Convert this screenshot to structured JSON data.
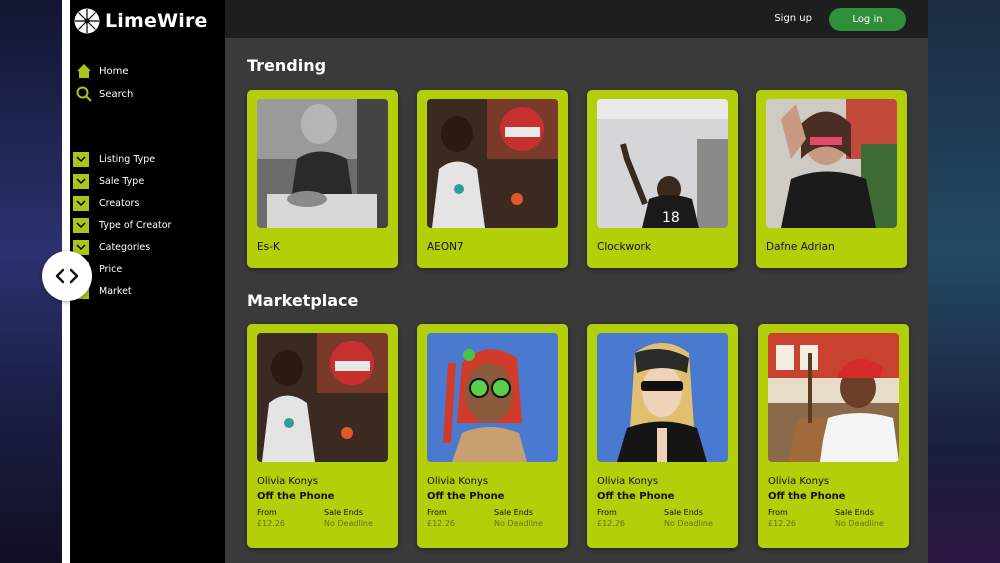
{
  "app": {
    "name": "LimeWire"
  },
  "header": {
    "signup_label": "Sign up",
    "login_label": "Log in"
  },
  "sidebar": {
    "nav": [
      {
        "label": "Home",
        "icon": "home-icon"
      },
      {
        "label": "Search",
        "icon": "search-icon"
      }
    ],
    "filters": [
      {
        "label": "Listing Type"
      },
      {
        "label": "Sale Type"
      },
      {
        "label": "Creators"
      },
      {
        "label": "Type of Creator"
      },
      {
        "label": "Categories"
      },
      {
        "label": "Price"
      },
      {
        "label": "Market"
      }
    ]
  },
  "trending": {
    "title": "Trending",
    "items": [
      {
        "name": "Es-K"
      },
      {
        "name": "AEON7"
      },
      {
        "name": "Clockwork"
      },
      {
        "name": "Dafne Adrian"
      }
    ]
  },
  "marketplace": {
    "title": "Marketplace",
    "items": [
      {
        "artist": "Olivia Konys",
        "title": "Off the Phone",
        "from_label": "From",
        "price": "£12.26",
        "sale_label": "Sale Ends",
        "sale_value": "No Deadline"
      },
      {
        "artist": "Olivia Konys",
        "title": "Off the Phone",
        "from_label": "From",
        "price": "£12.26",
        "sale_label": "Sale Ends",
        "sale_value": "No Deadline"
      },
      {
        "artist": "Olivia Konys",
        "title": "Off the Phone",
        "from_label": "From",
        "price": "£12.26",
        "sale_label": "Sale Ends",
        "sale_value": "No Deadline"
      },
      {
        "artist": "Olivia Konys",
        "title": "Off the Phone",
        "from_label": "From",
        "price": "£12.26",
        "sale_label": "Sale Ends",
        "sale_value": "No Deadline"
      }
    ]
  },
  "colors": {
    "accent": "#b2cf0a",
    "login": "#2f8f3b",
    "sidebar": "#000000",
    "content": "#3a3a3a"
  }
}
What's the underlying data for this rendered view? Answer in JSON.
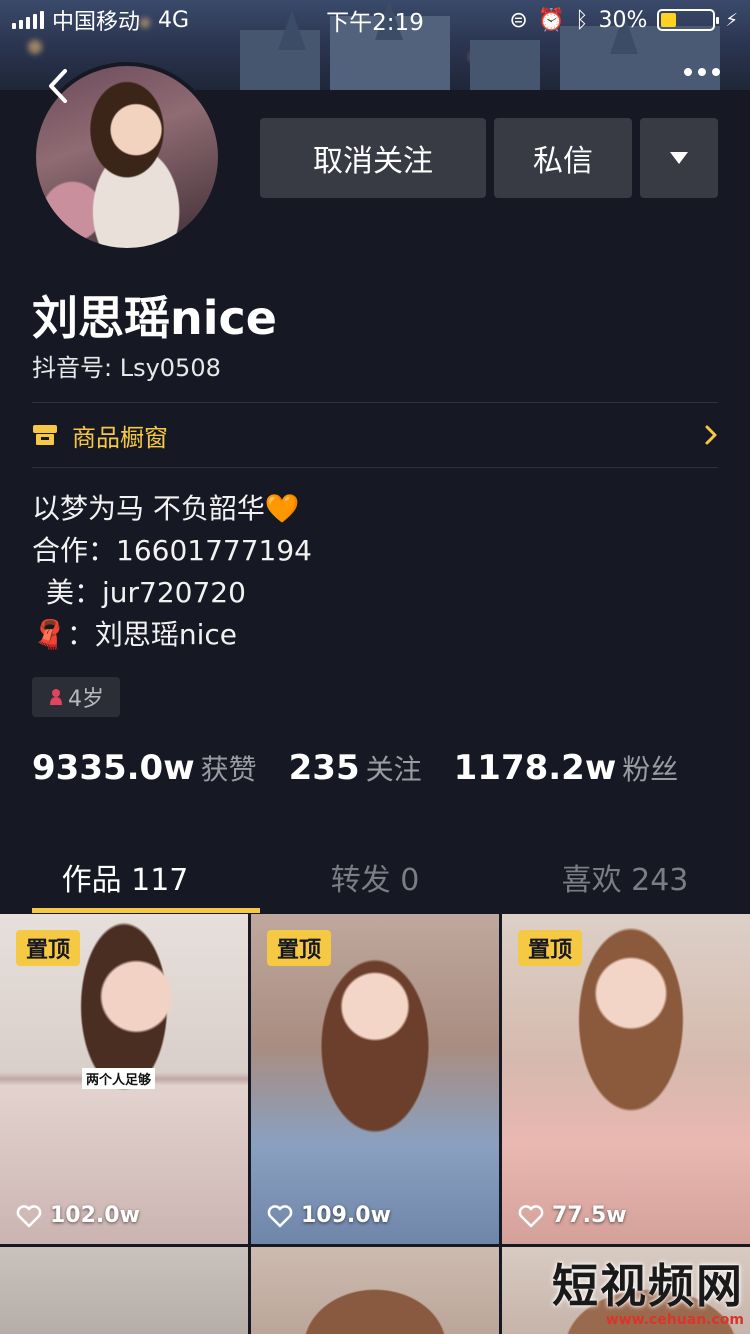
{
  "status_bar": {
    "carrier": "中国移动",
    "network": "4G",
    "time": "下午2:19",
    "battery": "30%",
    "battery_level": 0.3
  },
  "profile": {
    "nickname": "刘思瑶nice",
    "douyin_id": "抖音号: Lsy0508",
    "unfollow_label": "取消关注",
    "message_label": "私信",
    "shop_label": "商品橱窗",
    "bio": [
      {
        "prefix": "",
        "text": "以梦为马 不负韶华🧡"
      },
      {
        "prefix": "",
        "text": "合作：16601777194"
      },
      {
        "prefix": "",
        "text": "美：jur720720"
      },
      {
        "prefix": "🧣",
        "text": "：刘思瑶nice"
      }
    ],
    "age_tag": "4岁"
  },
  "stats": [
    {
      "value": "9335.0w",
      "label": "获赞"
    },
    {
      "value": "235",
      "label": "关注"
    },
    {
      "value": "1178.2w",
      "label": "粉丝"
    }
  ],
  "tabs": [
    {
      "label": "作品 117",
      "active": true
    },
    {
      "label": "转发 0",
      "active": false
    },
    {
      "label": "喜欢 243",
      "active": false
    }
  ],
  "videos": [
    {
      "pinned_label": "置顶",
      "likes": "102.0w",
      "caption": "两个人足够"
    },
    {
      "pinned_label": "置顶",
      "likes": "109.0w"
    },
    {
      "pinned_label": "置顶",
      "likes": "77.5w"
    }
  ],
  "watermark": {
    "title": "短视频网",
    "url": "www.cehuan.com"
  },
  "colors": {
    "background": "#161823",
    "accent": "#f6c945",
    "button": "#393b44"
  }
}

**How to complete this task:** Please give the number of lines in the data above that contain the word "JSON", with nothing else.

**Problem solution:** 2